Find the string "data" in the entries and copy each line that has it.
[SUPPLIED MATERIAL Boundary: Start]
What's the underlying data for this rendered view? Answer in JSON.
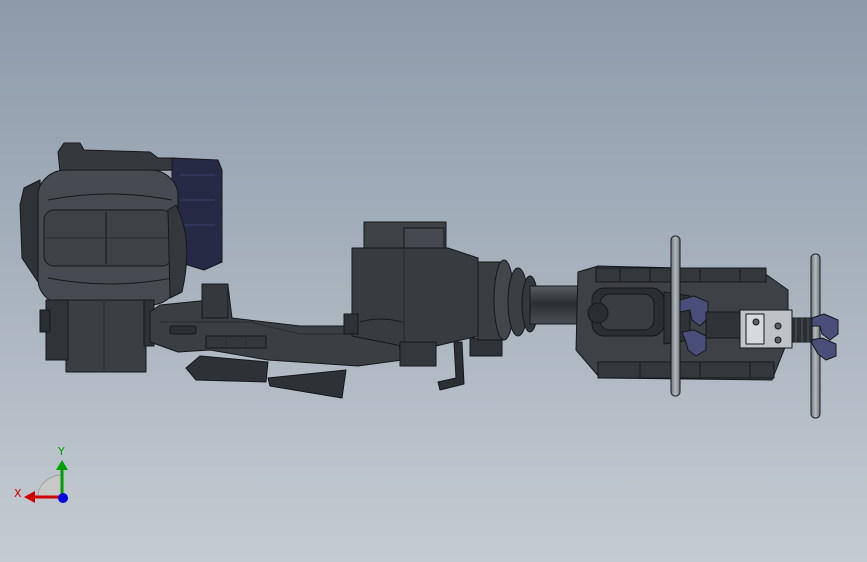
{
  "viewport": {
    "background_top": "#8c9aaa",
    "background_bottom": "#c5cbd2"
  },
  "model": {
    "body_color": "#3e4146",
    "dark_color": "#2d3035",
    "edge_color": "#16181b",
    "accent_color": "#262a45",
    "rod_color": "#8a8f94",
    "gripper_color": "#4a4f7a"
  },
  "triad": {
    "x_label": "X",
    "y_label": "Y",
    "x_color": "#d00000",
    "y_color": "#00a000",
    "z_color": "#0000e0",
    "icon": "coordinate-triad-icon"
  }
}
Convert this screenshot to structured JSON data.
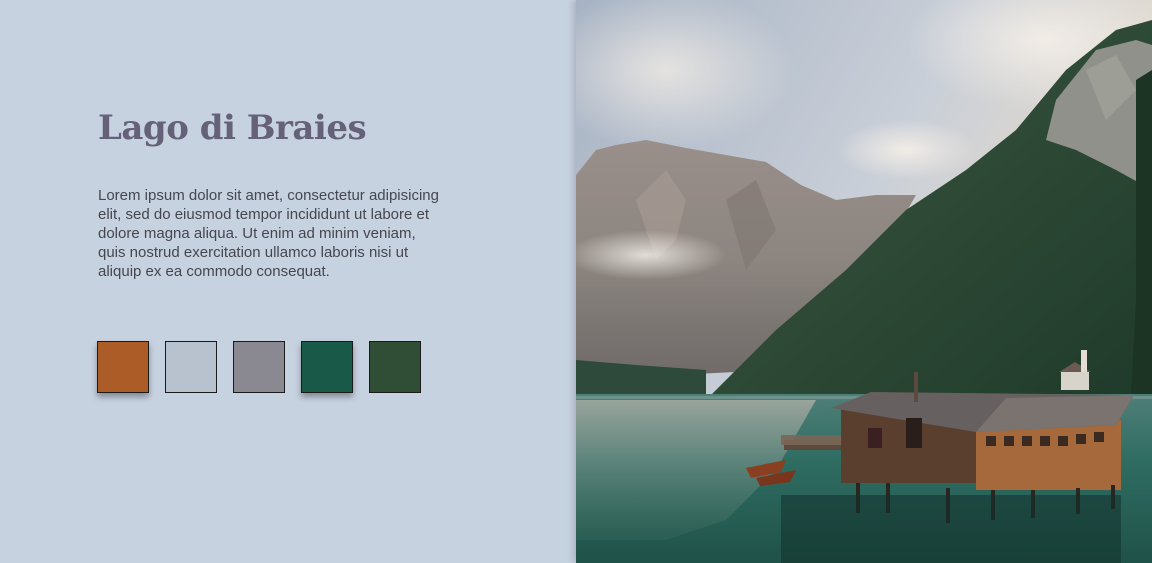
{
  "title": "Lago di Braies",
  "description": "Lorem ipsum dolor sit amet, consectetur adipisicing elit, sed do eiusmod tempor incididunt ut labore et dolore magna aliqua. Ut enim ad minim veniam, quis nostrud exercitation ullamco laboris nisi ut aliquip ex ea commodo consequat.",
  "palette": [
    {
      "name": "burnt-orange",
      "color": "#ab5c27"
    },
    {
      "name": "pale-blue-gray",
      "color": "#b8c2ce"
    },
    {
      "name": "gray",
      "color": "#8a8890"
    },
    {
      "name": "teal-green",
      "color": "#185947"
    },
    {
      "name": "forest-green",
      "color": "#304e35"
    }
  ],
  "image": {
    "subject": "Lake with mountains and wooden boathouse"
  }
}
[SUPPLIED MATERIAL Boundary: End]
=== YOUR RESPONSE ===
What's the underlying data for this rendered view? Answer in JSON.
Convert this screenshot to structured JSON data.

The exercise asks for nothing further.